• **Data records**:
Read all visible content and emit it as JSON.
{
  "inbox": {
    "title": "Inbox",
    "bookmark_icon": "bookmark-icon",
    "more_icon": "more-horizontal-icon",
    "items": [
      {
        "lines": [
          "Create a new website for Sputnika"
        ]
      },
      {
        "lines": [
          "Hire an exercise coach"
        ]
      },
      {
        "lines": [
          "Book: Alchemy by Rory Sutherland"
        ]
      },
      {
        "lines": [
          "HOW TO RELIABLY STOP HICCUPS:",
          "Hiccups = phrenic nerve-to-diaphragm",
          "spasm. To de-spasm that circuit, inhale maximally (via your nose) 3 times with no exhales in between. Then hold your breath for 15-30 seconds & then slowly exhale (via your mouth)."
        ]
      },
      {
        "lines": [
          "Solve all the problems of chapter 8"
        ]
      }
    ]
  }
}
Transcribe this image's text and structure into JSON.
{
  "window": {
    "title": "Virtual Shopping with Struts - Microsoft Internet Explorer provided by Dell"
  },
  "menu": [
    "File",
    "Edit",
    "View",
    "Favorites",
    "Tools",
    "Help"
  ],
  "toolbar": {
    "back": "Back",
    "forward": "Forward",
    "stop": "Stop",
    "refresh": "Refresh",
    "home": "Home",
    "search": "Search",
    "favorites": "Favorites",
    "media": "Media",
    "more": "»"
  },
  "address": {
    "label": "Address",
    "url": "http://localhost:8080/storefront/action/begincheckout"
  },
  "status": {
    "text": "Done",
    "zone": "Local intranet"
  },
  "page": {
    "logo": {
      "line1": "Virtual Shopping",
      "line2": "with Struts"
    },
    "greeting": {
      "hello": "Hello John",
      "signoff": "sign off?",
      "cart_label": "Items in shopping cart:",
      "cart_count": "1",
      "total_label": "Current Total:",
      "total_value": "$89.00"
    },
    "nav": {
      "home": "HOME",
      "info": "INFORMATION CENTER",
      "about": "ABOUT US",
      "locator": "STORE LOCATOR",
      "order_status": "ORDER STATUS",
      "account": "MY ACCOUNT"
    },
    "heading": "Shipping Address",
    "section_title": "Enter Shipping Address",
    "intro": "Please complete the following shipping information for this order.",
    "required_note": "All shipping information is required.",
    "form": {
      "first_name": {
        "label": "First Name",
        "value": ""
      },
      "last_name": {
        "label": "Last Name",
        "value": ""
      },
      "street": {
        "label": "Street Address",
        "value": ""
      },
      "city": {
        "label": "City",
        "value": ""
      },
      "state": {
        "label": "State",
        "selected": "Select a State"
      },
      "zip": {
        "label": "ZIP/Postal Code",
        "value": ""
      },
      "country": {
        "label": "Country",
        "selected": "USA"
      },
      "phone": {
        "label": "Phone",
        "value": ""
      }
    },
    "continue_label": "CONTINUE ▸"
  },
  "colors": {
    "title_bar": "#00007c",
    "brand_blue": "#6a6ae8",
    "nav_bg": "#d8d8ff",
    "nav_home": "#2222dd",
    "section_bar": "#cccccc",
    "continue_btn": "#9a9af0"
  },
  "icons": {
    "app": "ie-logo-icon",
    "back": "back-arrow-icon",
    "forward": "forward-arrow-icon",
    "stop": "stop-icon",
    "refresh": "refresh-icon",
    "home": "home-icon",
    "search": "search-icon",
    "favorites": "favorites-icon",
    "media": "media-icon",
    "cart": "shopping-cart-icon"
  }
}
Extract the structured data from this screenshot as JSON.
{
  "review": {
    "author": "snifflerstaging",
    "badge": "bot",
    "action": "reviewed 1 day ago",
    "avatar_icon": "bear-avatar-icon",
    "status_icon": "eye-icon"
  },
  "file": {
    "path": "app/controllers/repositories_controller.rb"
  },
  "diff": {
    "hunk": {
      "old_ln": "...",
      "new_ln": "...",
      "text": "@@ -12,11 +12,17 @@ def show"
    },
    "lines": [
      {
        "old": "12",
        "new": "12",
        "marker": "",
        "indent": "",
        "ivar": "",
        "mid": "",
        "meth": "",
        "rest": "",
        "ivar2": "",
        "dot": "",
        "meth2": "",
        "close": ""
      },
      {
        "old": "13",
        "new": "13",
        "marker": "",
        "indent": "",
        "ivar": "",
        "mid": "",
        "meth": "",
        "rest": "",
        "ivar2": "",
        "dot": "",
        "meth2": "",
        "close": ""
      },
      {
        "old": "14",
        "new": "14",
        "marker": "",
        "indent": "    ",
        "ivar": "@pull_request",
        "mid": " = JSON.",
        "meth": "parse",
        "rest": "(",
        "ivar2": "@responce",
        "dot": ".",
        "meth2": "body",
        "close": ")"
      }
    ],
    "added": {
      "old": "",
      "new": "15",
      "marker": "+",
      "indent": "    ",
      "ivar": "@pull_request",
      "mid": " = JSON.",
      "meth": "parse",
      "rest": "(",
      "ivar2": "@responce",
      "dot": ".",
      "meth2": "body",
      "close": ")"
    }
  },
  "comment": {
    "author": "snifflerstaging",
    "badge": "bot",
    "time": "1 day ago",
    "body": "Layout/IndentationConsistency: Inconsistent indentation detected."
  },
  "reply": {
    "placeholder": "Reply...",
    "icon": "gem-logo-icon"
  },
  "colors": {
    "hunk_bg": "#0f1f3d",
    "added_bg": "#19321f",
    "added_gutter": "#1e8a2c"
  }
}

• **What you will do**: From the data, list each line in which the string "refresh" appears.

• **Response to the task**:
    "refresh": "Refresh",
    "refresh": "refresh-icon",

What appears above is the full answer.